● Task statement:
Gather, from the listing beneath this task, every line holding the string "name".

━━━━━━━━━━━━━━━━━━━━

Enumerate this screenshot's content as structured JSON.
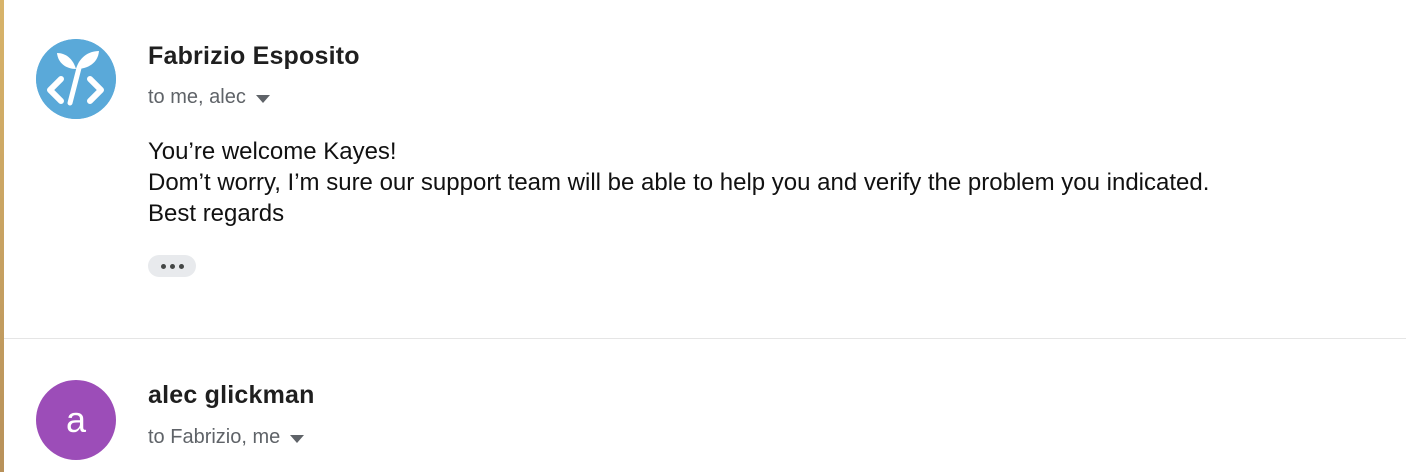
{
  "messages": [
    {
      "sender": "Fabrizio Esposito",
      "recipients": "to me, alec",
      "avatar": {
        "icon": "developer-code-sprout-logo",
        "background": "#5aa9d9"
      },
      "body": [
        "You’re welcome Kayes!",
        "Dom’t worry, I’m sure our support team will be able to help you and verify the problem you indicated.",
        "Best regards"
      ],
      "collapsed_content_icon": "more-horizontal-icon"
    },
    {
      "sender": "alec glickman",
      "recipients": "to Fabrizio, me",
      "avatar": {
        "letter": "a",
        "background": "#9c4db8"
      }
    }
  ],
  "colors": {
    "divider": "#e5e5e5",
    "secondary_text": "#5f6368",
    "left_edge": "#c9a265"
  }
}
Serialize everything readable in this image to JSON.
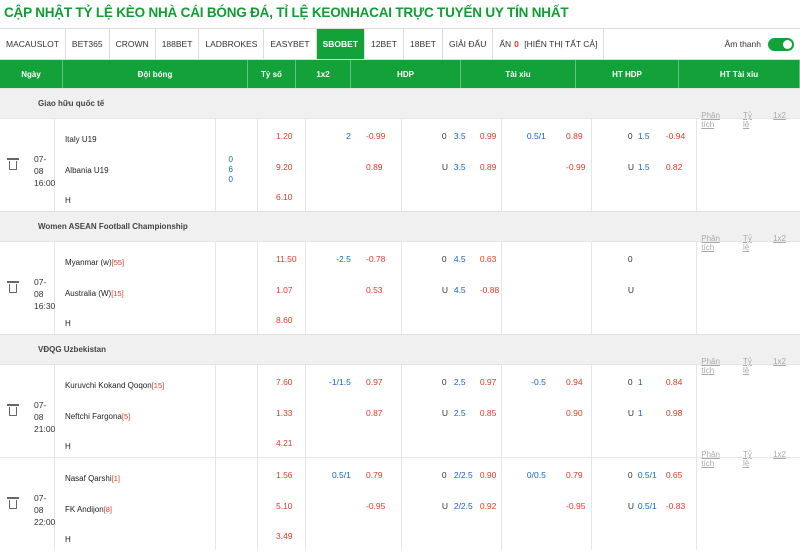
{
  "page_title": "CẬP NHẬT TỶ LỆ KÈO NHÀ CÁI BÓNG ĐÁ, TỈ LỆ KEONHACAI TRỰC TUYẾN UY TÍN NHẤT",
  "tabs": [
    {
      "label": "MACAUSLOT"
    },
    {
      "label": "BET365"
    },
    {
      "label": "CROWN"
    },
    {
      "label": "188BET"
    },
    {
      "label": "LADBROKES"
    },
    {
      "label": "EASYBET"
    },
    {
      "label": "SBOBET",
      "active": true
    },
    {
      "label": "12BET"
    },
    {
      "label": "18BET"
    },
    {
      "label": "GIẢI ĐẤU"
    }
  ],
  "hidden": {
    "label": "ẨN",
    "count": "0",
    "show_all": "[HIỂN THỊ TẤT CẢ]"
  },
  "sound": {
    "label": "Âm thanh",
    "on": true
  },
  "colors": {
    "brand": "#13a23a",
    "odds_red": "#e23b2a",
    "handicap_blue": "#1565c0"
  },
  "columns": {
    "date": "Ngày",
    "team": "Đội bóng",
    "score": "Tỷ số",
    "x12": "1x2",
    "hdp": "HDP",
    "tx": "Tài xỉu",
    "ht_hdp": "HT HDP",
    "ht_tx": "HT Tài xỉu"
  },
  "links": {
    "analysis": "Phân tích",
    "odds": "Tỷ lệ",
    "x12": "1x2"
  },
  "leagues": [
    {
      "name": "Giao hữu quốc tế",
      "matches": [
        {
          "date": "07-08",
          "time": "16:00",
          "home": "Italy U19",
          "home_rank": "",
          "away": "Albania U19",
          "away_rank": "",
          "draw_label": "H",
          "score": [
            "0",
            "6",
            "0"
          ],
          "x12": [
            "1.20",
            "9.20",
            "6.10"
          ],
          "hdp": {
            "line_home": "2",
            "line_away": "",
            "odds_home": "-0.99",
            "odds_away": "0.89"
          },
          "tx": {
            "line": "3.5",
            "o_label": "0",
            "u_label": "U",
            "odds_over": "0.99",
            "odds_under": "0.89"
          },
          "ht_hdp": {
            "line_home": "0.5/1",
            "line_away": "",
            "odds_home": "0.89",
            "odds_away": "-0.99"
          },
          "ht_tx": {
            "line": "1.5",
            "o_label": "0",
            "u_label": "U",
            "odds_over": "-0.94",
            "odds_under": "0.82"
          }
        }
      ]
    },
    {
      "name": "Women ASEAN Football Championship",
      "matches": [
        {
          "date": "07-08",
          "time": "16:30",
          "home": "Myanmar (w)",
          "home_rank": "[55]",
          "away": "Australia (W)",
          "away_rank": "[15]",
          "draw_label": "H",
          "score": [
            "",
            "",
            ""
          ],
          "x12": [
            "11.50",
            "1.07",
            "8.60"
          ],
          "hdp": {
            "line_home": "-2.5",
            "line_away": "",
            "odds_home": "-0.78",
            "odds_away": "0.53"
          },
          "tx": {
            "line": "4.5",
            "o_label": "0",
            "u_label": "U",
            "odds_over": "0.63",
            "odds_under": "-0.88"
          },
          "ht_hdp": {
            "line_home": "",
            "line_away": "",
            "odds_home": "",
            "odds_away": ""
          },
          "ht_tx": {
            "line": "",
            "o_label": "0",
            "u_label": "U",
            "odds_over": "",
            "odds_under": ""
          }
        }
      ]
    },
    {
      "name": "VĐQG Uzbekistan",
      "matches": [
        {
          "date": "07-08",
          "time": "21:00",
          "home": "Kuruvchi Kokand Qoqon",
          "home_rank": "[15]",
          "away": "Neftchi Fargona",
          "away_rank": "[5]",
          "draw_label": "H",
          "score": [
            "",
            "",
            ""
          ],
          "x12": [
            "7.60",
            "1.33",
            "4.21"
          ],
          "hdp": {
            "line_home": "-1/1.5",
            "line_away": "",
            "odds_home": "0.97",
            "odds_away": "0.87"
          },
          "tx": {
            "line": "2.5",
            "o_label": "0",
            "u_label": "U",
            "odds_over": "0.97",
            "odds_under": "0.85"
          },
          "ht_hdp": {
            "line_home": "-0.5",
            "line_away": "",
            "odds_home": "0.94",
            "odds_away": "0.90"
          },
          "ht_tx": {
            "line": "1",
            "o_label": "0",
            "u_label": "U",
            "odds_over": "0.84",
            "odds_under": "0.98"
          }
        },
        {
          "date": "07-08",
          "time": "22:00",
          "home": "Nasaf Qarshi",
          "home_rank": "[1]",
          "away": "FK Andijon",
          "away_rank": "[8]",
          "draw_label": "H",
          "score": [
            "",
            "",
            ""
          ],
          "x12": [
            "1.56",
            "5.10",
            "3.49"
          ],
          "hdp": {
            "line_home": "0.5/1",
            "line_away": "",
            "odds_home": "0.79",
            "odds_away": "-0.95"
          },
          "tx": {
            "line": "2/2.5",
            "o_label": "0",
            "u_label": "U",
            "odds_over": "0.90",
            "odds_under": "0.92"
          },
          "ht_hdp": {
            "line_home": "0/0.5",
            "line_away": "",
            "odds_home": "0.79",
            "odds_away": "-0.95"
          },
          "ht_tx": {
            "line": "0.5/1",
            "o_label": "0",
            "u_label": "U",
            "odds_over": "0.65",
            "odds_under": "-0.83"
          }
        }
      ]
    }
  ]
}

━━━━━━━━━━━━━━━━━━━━

● Result of this task:
      "name": "Giao hữu quốc tế",
      "name": "Women ASEAN Football Championship",
      "name": "VĐQG Uzbekistan",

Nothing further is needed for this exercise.